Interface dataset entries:

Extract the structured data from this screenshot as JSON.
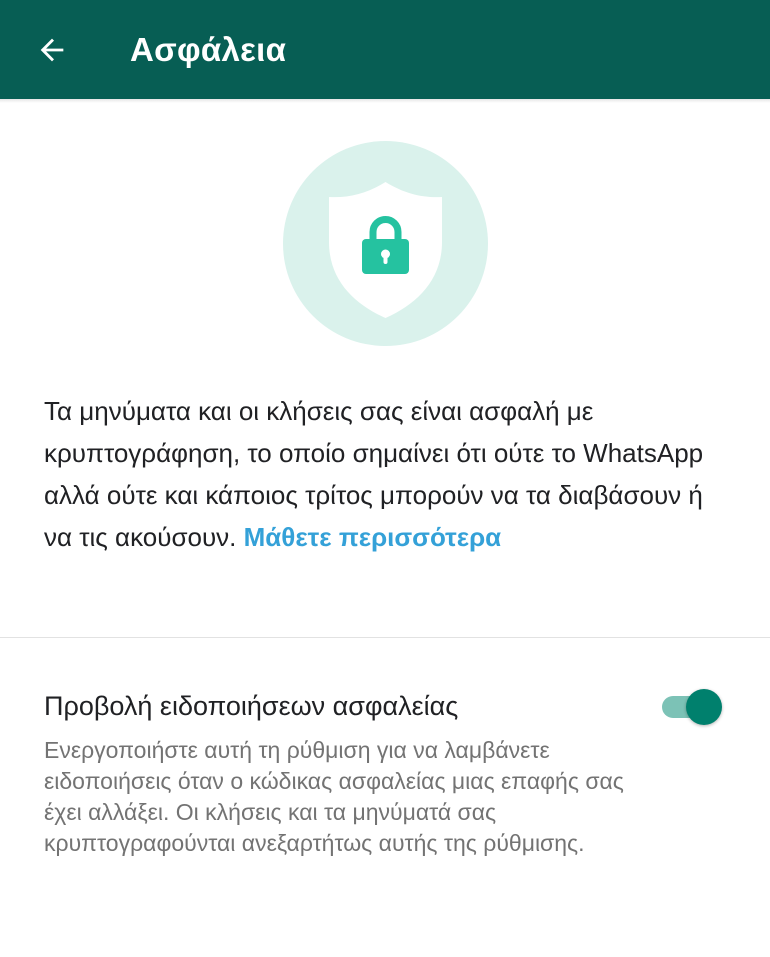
{
  "header": {
    "title": "Ασφάλεια",
    "back_icon": "arrow-left-icon"
  },
  "hero": {
    "icon": "shield-lock-icon",
    "circle_color": "#daf2ec",
    "shield_color": "#ffffff",
    "lock_color": "#25c2a0"
  },
  "description": {
    "text": "Τα μηνύματα και οι κλήσεις σας είναι ασφαλή με κρυπτογράφηση, το οποίο σημαίνει ότι ούτε το WhatsApp αλλά ούτε και κάποιος τρίτος μπορούν να τα διαβάσουν ή να τις ακούσουν.",
    "link_label": "Μάθετε περισσότερα"
  },
  "security_notifications": {
    "title": "Προβολή ειδοποιήσεων ασφαλείας",
    "subtitle": "Ενεργοποιήστε αυτή τη ρύθμιση για να λαμβάνετε ειδοποιήσεις όταν ο κώδικας ασφαλείας μιας επαφής σας έχει αλλάξει. Οι κλήσεις και τα μηνύματά σας κρυπτογραφούνται ανεξαρτήτως αυτής της ρύθμισης.",
    "enabled": true
  },
  "colors": {
    "app_bar": "#075e54",
    "accent": "#00806d",
    "link": "#34a1d8"
  }
}
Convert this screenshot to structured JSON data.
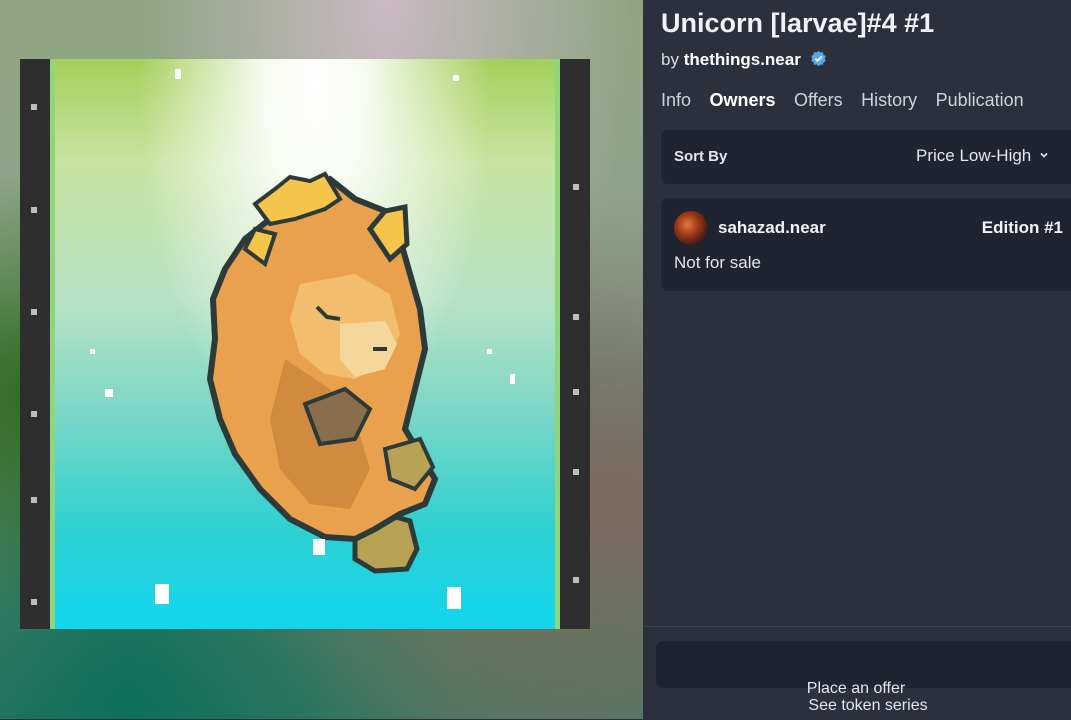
{
  "title": "Unicorn [larvae]#4 #1",
  "byline": {
    "prefix": "by",
    "creator": "thethings.near",
    "verified_icon": "verified-badge-icon"
  },
  "tabs": [
    {
      "label": "Info",
      "active": false
    },
    {
      "label": "Owners",
      "active": true
    },
    {
      "label": "Offers",
      "active": false
    },
    {
      "label": "History",
      "active": false
    },
    {
      "label": "Publication",
      "active": false
    }
  ],
  "sort": {
    "label": "Sort By",
    "value": "Price Low-High",
    "icon": "chevron-down-icon"
  },
  "owner_card": {
    "name": "sahazad.near",
    "edition": "Edition #1",
    "status": "Not for sale"
  },
  "actions": {
    "place_offer": "Place an offer",
    "see_series": "See token series"
  },
  "colors": {
    "panel_bg": "#2b303c",
    "card_bg": "#1f2430",
    "accent_verified": "#5aa7e8"
  }
}
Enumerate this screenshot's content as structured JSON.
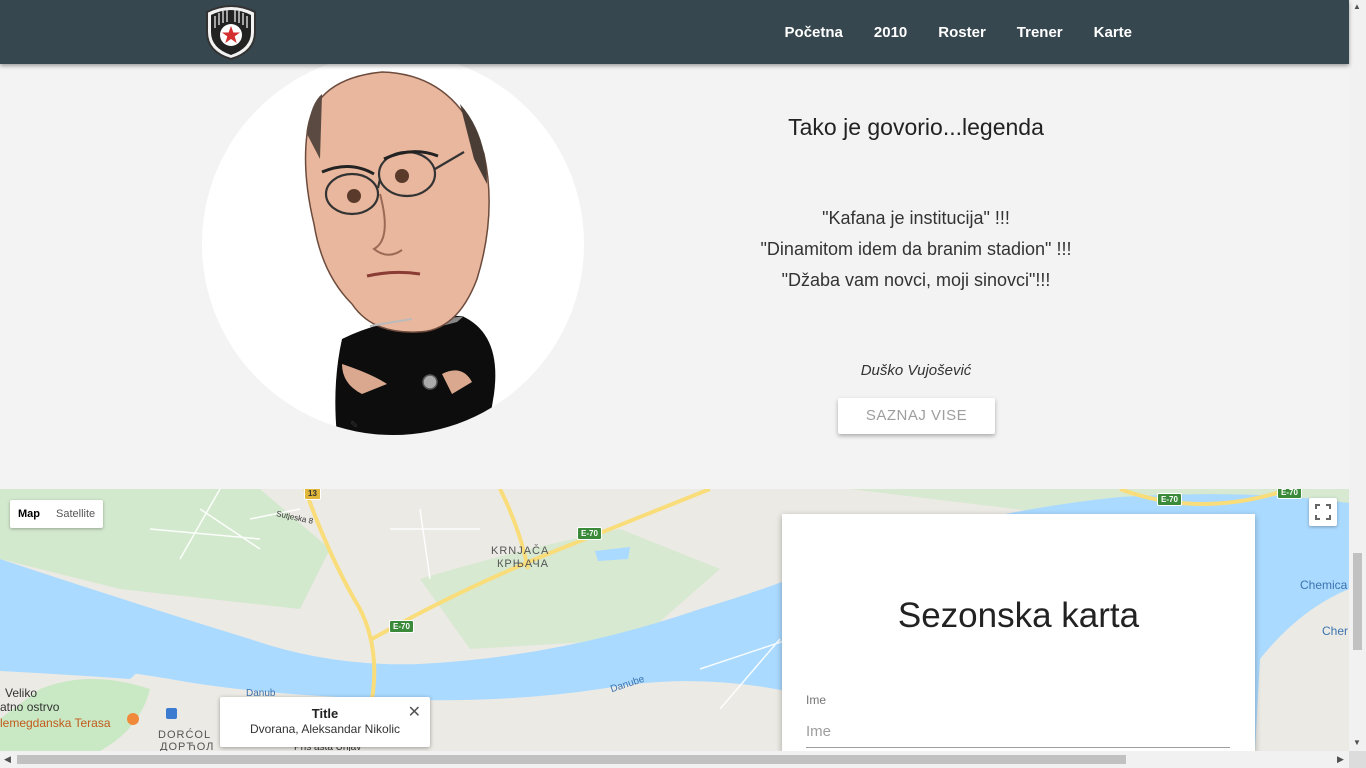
{
  "navbar": {
    "links": [
      "Početna",
      "2010",
      "Roster",
      "Trener",
      "Karte"
    ]
  },
  "legend": {
    "title": "Tako je govorio...legenda",
    "quotes": [
      "\"Kafana je institucija\" !!!",
      "\"Dinamitom idem da branim stadion\" !!!",
      "\"Džaba vam novci, moji sinovci\"!!!"
    ],
    "author": "Duško Vujošević",
    "button": "SAZNAJ VISE"
  },
  "map": {
    "type_controls": [
      "Map",
      "Satellite"
    ],
    "info_window": {
      "title": "Title",
      "body": "Dvorana, Aleksandar Nikolic"
    },
    "labels": {
      "krnjaca": "KRNJAČA",
      "krnjaca_cyr": "КРЊАЧА",
      "veliko": "Veliko",
      "ostrvo": "atno ostrvo",
      "terasa": "lemegdanska Terasa",
      "dorcol": "DORĆOL",
      "dorcol_cyr": "ДОРЋОЛ",
      "danube1": "Danube",
      "danube2": "Danub",
      "sutjeska": "Sutjeska 8",
      "chemica1": "Chemica",
      "chemica2": "Cher",
      "street": "Pris  asta Unjav"
    },
    "shields": {
      "r13": "13",
      "e70a": "E-70",
      "e70b": "E-70",
      "e70c": "E-70",
      "e70d": "E-70"
    }
  },
  "ticket": {
    "title": "Sezonska karta",
    "field_label": "Ime",
    "field_placeholder": "Ime"
  },
  "colors": {
    "navbar": "#37474f",
    "water": "#aadaff",
    "road": "#f9dd7a",
    "park": "#c9e8c4"
  }
}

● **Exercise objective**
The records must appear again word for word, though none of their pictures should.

● **Written solution**
Extract the structured data from this screenshot as JSON.
{
  "header": {
    "title": "Ασφάλεια",
    "back_icon": "arrow-left-icon"
  },
  "hero": {
    "icon": "shield-lock-icon",
    "circle_color": "#daf2ec",
    "shield_color": "#ffffff",
    "lock_color": "#25c2a0"
  },
  "description": {
    "text": "Τα μηνύματα και οι κλήσεις σας είναι ασφαλή με κρυπτογράφηση, το οποίο σημαίνει ότι ούτε το WhatsApp αλλά ούτε και κάποιος τρίτος μπορούν να τα διαβάσουν ή να τις ακούσουν.",
    "link_label": "Μάθετε περισσότερα"
  },
  "security_notifications": {
    "title": "Προβολή ειδοποιήσεων ασφαλείας",
    "subtitle": "Ενεργοποιήστε αυτή τη ρύθμιση για να λαμβάνετε ειδοποιήσεις όταν ο κώδικας ασφαλείας μιας επαφής σας έχει αλλάξει. Οι κλήσεις και τα μηνύματά σας κρυπτογραφούνται ανεξαρτήτως αυτής της ρύθμισης.",
    "enabled": true
  },
  "colors": {
    "app_bar": "#075e54",
    "accent": "#00806d",
    "link": "#34a1d8"
  }
}
Convert this screenshot to structured JSON data.
{
  "title": "Unicorn [larvae]#4 #1",
  "byline": {
    "prefix": "by",
    "creator": "thethings.near",
    "verified_icon": "verified-badge-icon"
  },
  "tabs": [
    {
      "label": "Info",
      "active": false
    },
    {
      "label": "Owners",
      "active": true
    },
    {
      "label": "Offers",
      "active": false
    },
    {
      "label": "History",
      "active": false
    },
    {
      "label": "Publication",
      "active": false
    }
  ],
  "sort": {
    "label": "Sort By",
    "value": "Price Low-High",
    "icon": "chevron-down-icon"
  },
  "owner_card": {
    "name": "sahazad.near",
    "edition": "Edition #1",
    "status": "Not for sale"
  },
  "actions": {
    "place_offer": "Place an offer",
    "see_series": "See token series"
  },
  "colors": {
    "panel_bg": "#2b303c",
    "card_bg": "#1f2430",
    "accent_verified": "#5aa7e8"
  }
}
Enumerate this screenshot's content as structured JSON.
{
  "navbar": {
    "links": [
      "Početna",
      "2010",
      "Roster",
      "Trener",
      "Karte"
    ]
  },
  "legend": {
    "title": "Tako je govorio...legenda",
    "quotes": [
      "\"Kafana je institucija\" !!!",
      "\"Dinamitom idem da branim stadion\" !!!",
      "\"Džaba vam novci, moji sinovci\"!!!"
    ],
    "author": "Duško Vujošević",
    "button": "SAZNAJ VISE"
  },
  "map": {
    "type_controls": [
      "Map",
      "Satellite"
    ],
    "info_window": {
      "title": "Title",
      "body": "Dvorana, Aleksandar Nikolic"
    },
    "labels": {
      "krnjaca": "KRNJAČA",
      "krnjaca_cyr": "КРЊАЧА",
      "veliko": "Veliko",
      "ostrvo": "atno ostrvo",
      "terasa": "lemegdanska Terasa",
      "dorcol": "DORĆOL",
      "dorcol_cyr": "ДОРЋОЛ",
      "danube1": "Danube",
      "danube2": "Danub",
      "sutjeska": "Sutjeska 8",
      "chemica1": "Chemica",
      "chemica2": "Cher",
      "street": "Pris  asta Unjav"
    },
    "shields": {
      "r13": "13",
      "e70a": "E-70",
      "e70b": "E-70",
      "e70c": "E-70",
      "e70d": "E-70"
    }
  },
  "ticket": {
    "title": "Sezonska karta",
    "field_label": "Ime",
    "field_placeholder": "Ime"
  },
  "colors": {
    "navbar": "#37474f",
    "water": "#aadaff",
    "road": "#f9dd7a",
    "park": "#c9e8c4"
  }
}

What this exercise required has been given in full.